In response to people’s question about point 4 in long term forecast, I wrote:
China faces a fork in the road when it slows down. The entrenched interest may keep or grab more wealth, but that will make China either a Latin American countries in the 70s with government terrorism or have a revolution. Or the entrenched interest may step back and start the inevitable transition process and share some of the wealth with the rest of Chinese people. Now the GDP growth is 9-10%, of which investment grow at 13-14% whereas consumption grows at about 7%. In transition, say investment grows at 0% and consumption at 7%, that would make the overall 3-4% GDP growth. So if consumption is largely growth at similar speed like before, people would not notice as much on that aspect.
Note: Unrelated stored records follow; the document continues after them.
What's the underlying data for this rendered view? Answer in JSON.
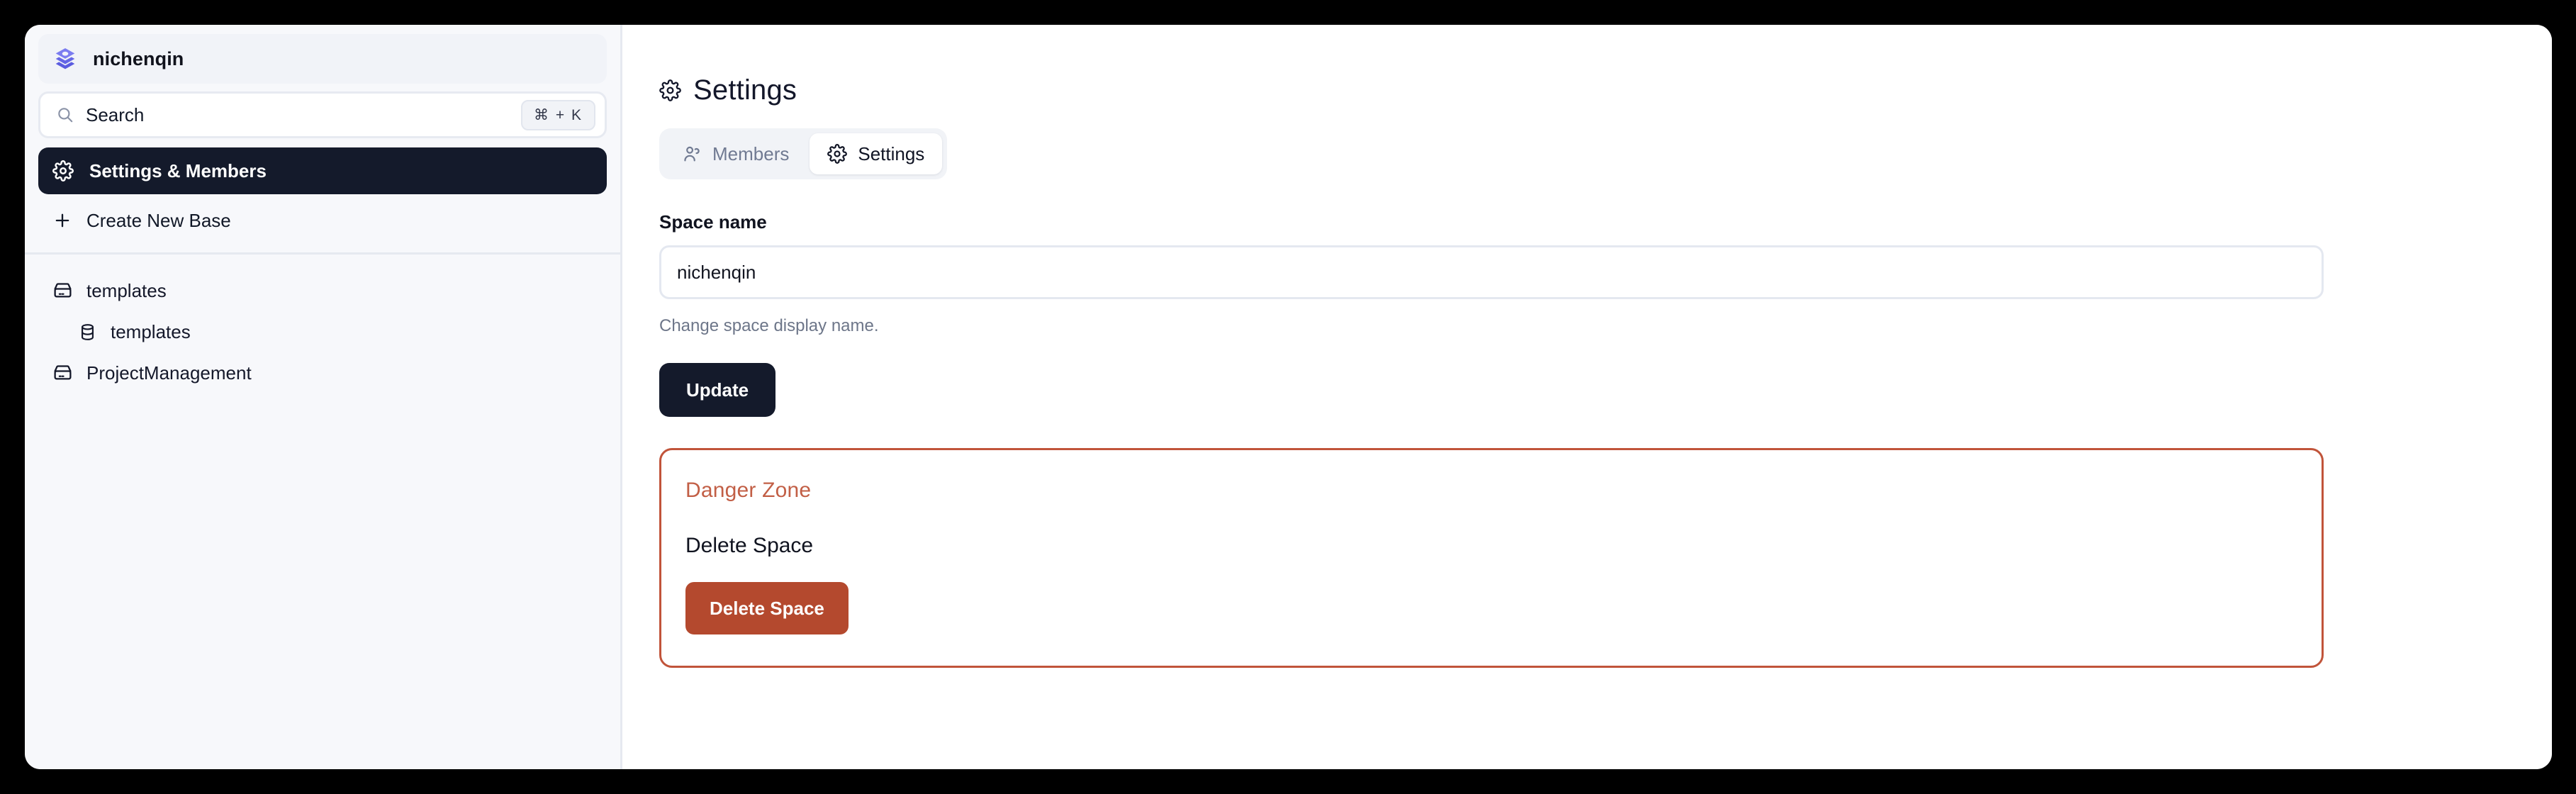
{
  "window": {
    "background": "#000000",
    "surface": "#ffffff"
  },
  "colors": {
    "sidebar_bg": "#f7f8fb",
    "active_nav_bg": "#141a2b",
    "accent_logo": "#6b6ce8",
    "danger_border": "#c1543a",
    "danger_title": "#c25f46",
    "danger_button": "#b4492e",
    "primary_button": "#141a2b"
  },
  "sidebar": {
    "space": {
      "name": "nichenqin",
      "logo_icon": "layers-stack-icon"
    },
    "search": {
      "placeholder": "Search",
      "icon": "search-icon",
      "shortcut": "⌘ + K"
    },
    "nav": [
      {
        "label": "Settings & Members",
        "icon": "gear-icon",
        "active": true
      },
      {
        "label": "Create New Base",
        "icon": "plus-icon",
        "active": false
      }
    ],
    "tree": [
      {
        "label": "templates",
        "icon": "box-icon",
        "level": 0
      },
      {
        "label": "templates",
        "icon": "database-icon",
        "level": 1
      },
      {
        "label": "ProjectManagement",
        "icon": "box-icon",
        "level": 0
      }
    ]
  },
  "main": {
    "page_title": "Settings",
    "page_title_icon": "gear-icon",
    "tabs": [
      {
        "label": "Members",
        "icon": "members-icon",
        "active": false
      },
      {
        "label": "Settings",
        "icon": "gear-icon",
        "active": true
      }
    ],
    "space_name_field": {
      "label": "Space name",
      "value": "nichenqin",
      "placeholder": "Space name",
      "help": "Change space display name."
    },
    "update_button": "Update",
    "danger_zone": {
      "title": "Danger Zone",
      "subtitle": "Delete Space",
      "button": "Delete Space"
    }
  }
}
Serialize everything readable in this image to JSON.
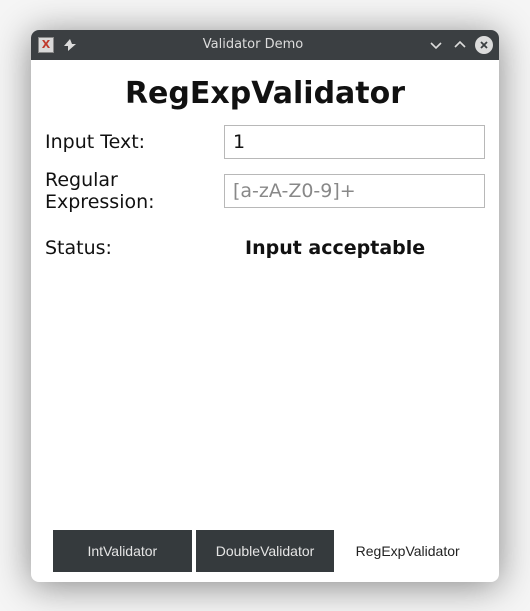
{
  "window": {
    "title": "Validator Demo"
  },
  "heading": "RegExpValidator",
  "form": {
    "input_label": "Input Text:",
    "input_value": "1",
    "regex_label": "Regular Expression:",
    "regex_value": "[a-zA-Z0-9]+"
  },
  "status": {
    "label": "Status:",
    "value": "Input acceptable"
  },
  "tabs": {
    "int": "IntValidator",
    "double": "DoubleValidator",
    "regexp": "RegExpValidator"
  }
}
The pain though will still be inevitable because China’s problem is structural. All the resources, especially people, will have to be relocated to service from export and investment driven industries. So lots of people will lose their jobs. The transition would need government monetary and fiscal policy to help.
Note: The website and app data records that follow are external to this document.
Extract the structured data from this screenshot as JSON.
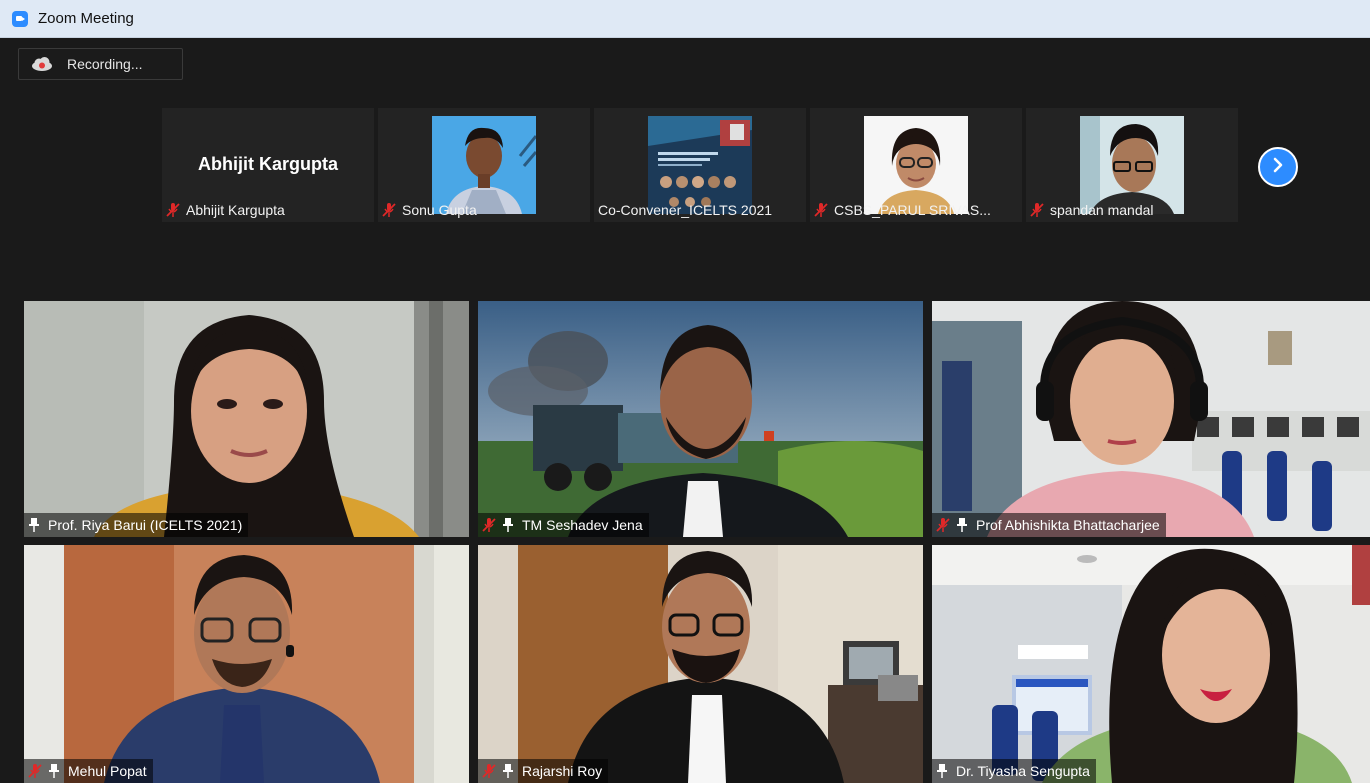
{
  "window": {
    "title": "Zoom Meeting"
  },
  "recording": {
    "label": "Recording..."
  },
  "strip": [
    {
      "name": "Abhijit Kargupta",
      "display": "Abhijit Kargupta",
      "muted": true
    },
    {
      "name": "Sonu Gupta",
      "muted": true
    },
    {
      "name": "Co-Convener_ICELTS 2021",
      "muted": false
    },
    {
      "name": "CSBS_PARUL SRIVAS...",
      "muted": true
    },
    {
      "name": "spandan mandal",
      "muted": true
    }
  ],
  "grid": [
    {
      "name": "Prof. Riya Barui (ICELTS 2021)",
      "muted": false,
      "pinned": true
    },
    {
      "name": "TM Seshadev Jena",
      "muted": true,
      "pinned": true
    },
    {
      "name": "Prof Abhishikta Bhattacharjee",
      "muted": true,
      "pinned": true
    },
    {
      "name": "Mehul Popat",
      "muted": true,
      "pinned": true
    },
    {
      "name": "Rajarshi Roy",
      "muted": true,
      "pinned": true
    },
    {
      "name": "Dr. Tiyasha Sengupta",
      "muted": false,
      "pinned": true
    }
  ],
  "colors": {
    "accent": "#2d8cff",
    "mute": "#e02828",
    "background": "#1a1a1a"
  },
  "icons": {
    "next": "chevron-right-icon",
    "record": "cloud-record-icon"
  }
}
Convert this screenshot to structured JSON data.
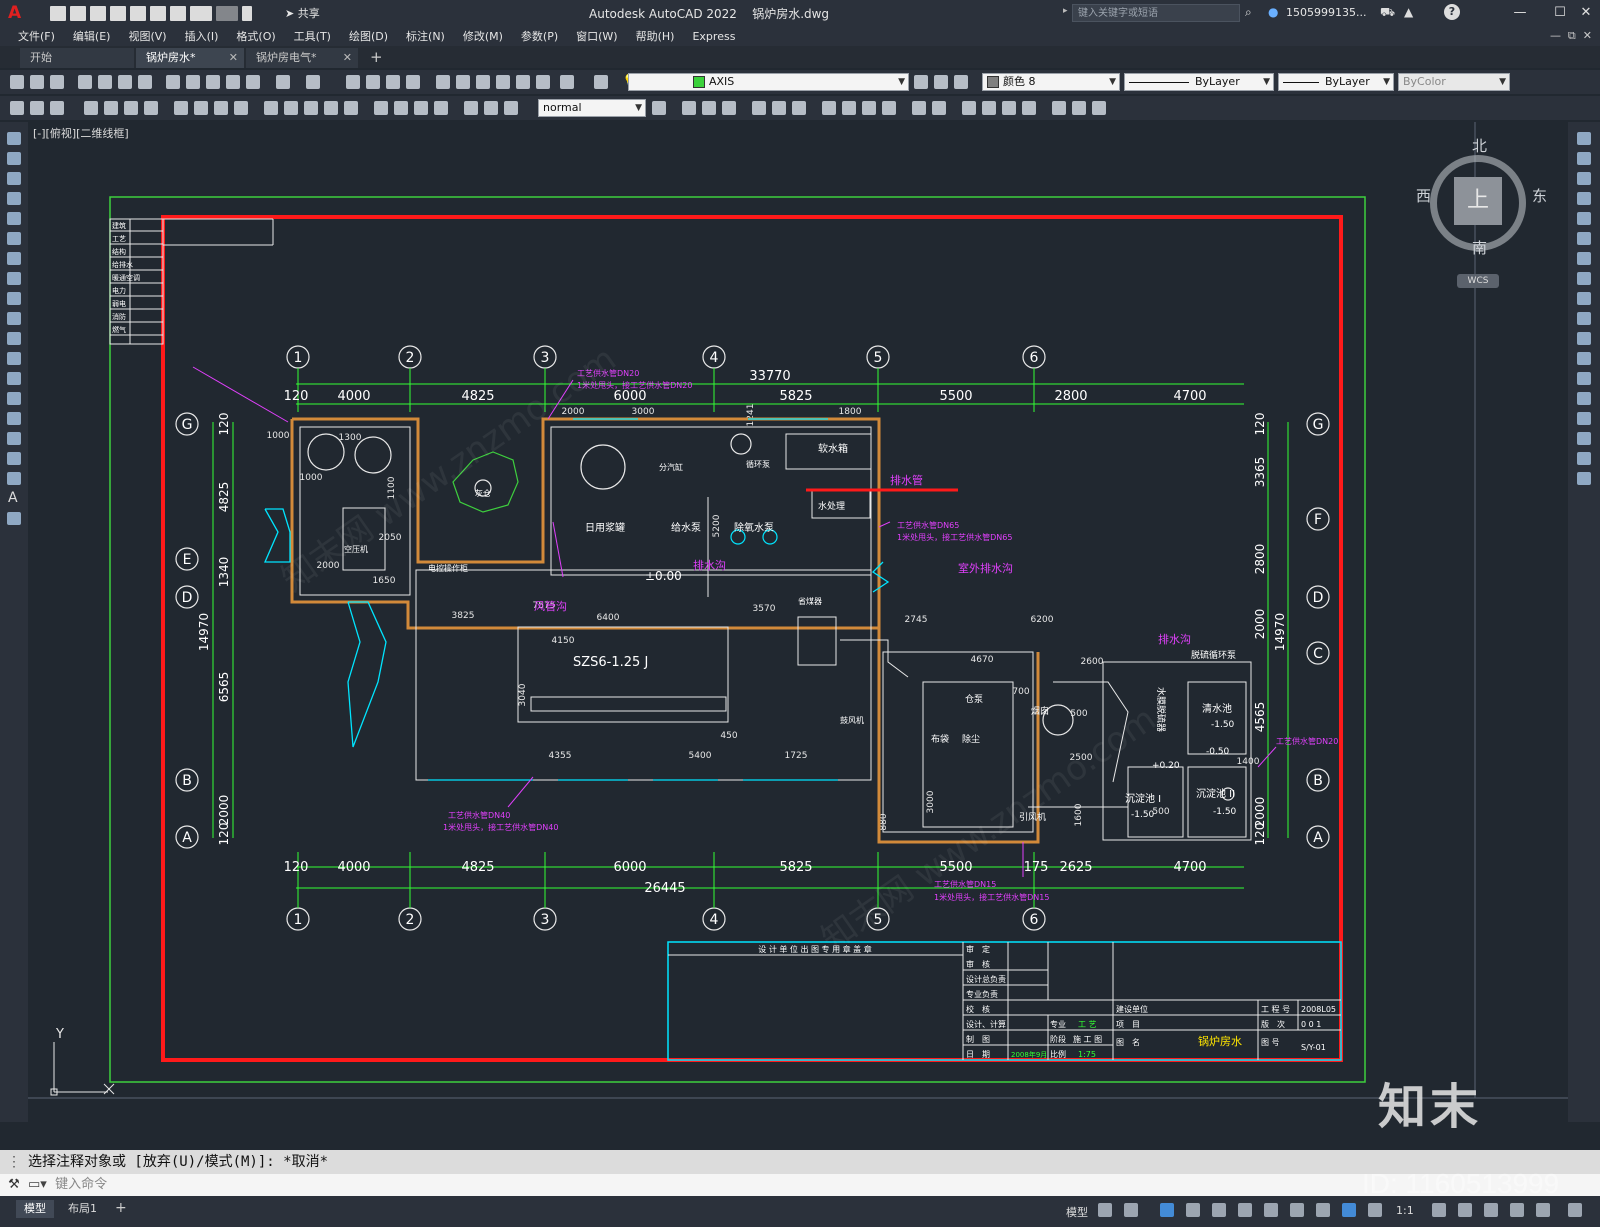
{
  "window": {
    "app_title": "Autodesk AutoCAD 2022",
    "file_title": "锅炉房水.dwg",
    "share_label": "共享",
    "search_placeholder": "键入关键字或短语",
    "user": "1505999135...",
    "help_icon": "question-icon"
  },
  "menu": [
    "文件(F)",
    "编辑(E)",
    "视图(V)",
    "插入(I)",
    "格式(O)",
    "工具(T)",
    "绘图(D)",
    "标注(N)",
    "修改(M)",
    "参数(P)",
    "窗口(W)",
    "帮助(H)",
    "Express"
  ],
  "tabs": [
    {
      "label": "开始",
      "active": false
    },
    {
      "label": "锅炉房水*",
      "active": true
    },
    {
      "label": "锅炉房电气*",
      "active": false
    }
  ],
  "toolbar": {
    "layer": "AXIS",
    "color": "颜色 8",
    "linetype": "ByLayer",
    "lineweight": "ByLayer",
    "plotstyle": "ByColor",
    "textstyle": "normal"
  },
  "viewport": {
    "label": "[-][俯视][二维线框]",
    "compass": {
      "north": "北",
      "south": "南",
      "east": "东",
      "west": "西",
      "top": "上",
      "wcs": "WCS"
    },
    "ucs_y": "Y",
    "watermark_logo": "知末",
    "watermark_id": "ID: 1160513999",
    "watermark_text": "知末网 www.znzmo.com"
  },
  "drawing": {
    "top_grid_labels": [
      "1",
      "2",
      "3",
      "4",
      "5",
      "6"
    ],
    "side_grid_labels_left": [
      "G",
      "E",
      "D",
      "B",
      "A"
    ],
    "side_grid_labels_right": [
      "G",
      "F",
      "D",
      "C",
      "B",
      "A"
    ],
    "top_total": "33770",
    "top_dims": [
      "120",
      "4000",
      "4825",
      "6000",
      "5825",
      "5500",
      "2800",
      "4700"
    ],
    "bottom_total": "26445",
    "bottom_dims": [
      "120",
      "4000",
      "4825",
      "6000",
      "5825",
      "5500",
      "175",
      "2625",
      "4700"
    ],
    "left_dims": [
      "120",
      "4825",
      "1340",
      "6565",
      "14970",
      "2000",
      "120"
    ],
    "right_dims": [
      "120",
      "3365",
      "2800",
      "2000",
      "14970",
      "4565",
      "2000",
      "120"
    ],
    "inner_dims": [
      "2000",
      "3000",
      "1800",
      "1000",
      "1300",
      "1000",
      "1100",
      "2050",
      "2000",
      "1650",
      "3825",
      "7575",
      "6400",
      "4150",
      "3040",
      "4355",
      "5400",
      "1725",
      "450",
      "3570",
      "2745",
      "6200",
      "2600",
      "500",
      "2500",
      "1600",
      "3000",
      "880",
      "700",
      "500",
      "1400",
      "5200",
      "1241",
      "4670",
      "365"
    ],
    "labels": [
      "锅炉房水",
      "SZS6-1.25 J",
      "软水箱",
      "水处理",
      "日用浆罐",
      "给水泵",
      "除氧水泵",
      "分汽缸",
      "循环泵",
      "排水管",
      "排水沟",
      "风管沟",
      "室外排水沟",
      "±0.00",
      "清水池",
      "沉淀池 I",
      "沉淀池 II",
      "脱硫循环泵",
      "引风机",
      "鼓风机",
      "省煤器",
      "除尘",
      "烟囱",
      "仓泵",
      "布袋",
      "空压机",
      "电控操作柜",
      "水膜脱硫器",
      "灰仓",
      "排水沟",
      "工艺供水管DN20",
      "1米处甩头，接工艺供水管DN20",
      "工艺供水管DN65",
      "1米处甩头，接工艺供水管DN65",
      "工艺供水管DN40",
      "1米处甩头，接工艺供水管DN40",
      "工艺供水管DN15",
      "1米处甩头，接工艺供水管DN15",
      "-1.50",
      "-0.50",
      "+0.20",
      "-1.50",
      "-1.50"
    ],
    "titleblock": {
      "header": "设 计 单 位 出 图 专 用 章 盖 章",
      "rows": [
        "审　定",
        "审　核",
        "设计总负责",
        "专业负责",
        "校　核",
        "设计、计算",
        "制　图",
        "日　期"
      ],
      "project_label": "建设单位",
      "project_no_label": "工 程 号",
      "project_no": "2008L05",
      "item_label": "项　目",
      "version_label": "版　次",
      "version": "0 0 1",
      "speciality_label": "专业",
      "speciality": "工 艺",
      "stage_label": "阶段",
      "stage": "施 工 图",
      "scale_label": "比例",
      "scale": "1:75",
      "date": "2008年9月",
      "drawing_name_label": "图　名",
      "drawing_name": "锅炉房水",
      "drawing_no_label": "图 号",
      "drawing_no": "S/Y-01"
    },
    "left_table_rows": [
      "建筑",
      "工艺",
      "结构",
      "给排水",
      "暖通空调",
      "电力",
      "弱电",
      "消防",
      "燃气"
    ]
  },
  "command": {
    "history": "选择注释对象或 [放弃(U)/模式(M)]: *取消*",
    "placeholder": "键入命令"
  },
  "status": {
    "tabs": [
      "模型",
      "布局1"
    ],
    "model_label": "模型",
    "scale": "1:1"
  },
  "colors": {
    "frame_green": "#3ecf3e",
    "frame_red": "#ff1a1a",
    "dims": "#33ff33",
    "walls": "#d28a3a",
    "annot": "#e040fb",
    "text_white": "#ffffff",
    "cyan": "#00e5ff"
  }
}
In response to people’s question about HK vs. Mainland housing bubbles, I wrote
Yes, both will suffer in the longer term. It may be a 10 or more year downward adjustment. HK could have big downward adjustment because it is not only exposed to Chinese economic growth, but also US interest rate. So you could say that the real interest rate today in China is 0; both normal interest and inflation rates are about 6%. But the real rates in HK is about -4%: its exchange rate system require a peg of nominal rate to the US at 0% (due to the impossible trinity concept that I discussed at the BCIC meeting last Nov) while having about 4% inflation rate. So it is a housing bubble on steroids and could even worse than China. When either China slows down or US recovers some, its housing market may have worse adjustment than China. Of course if a lot of Chinese money gets scared in mainland, they may escape to HK to buy something here. That might provide some support from below.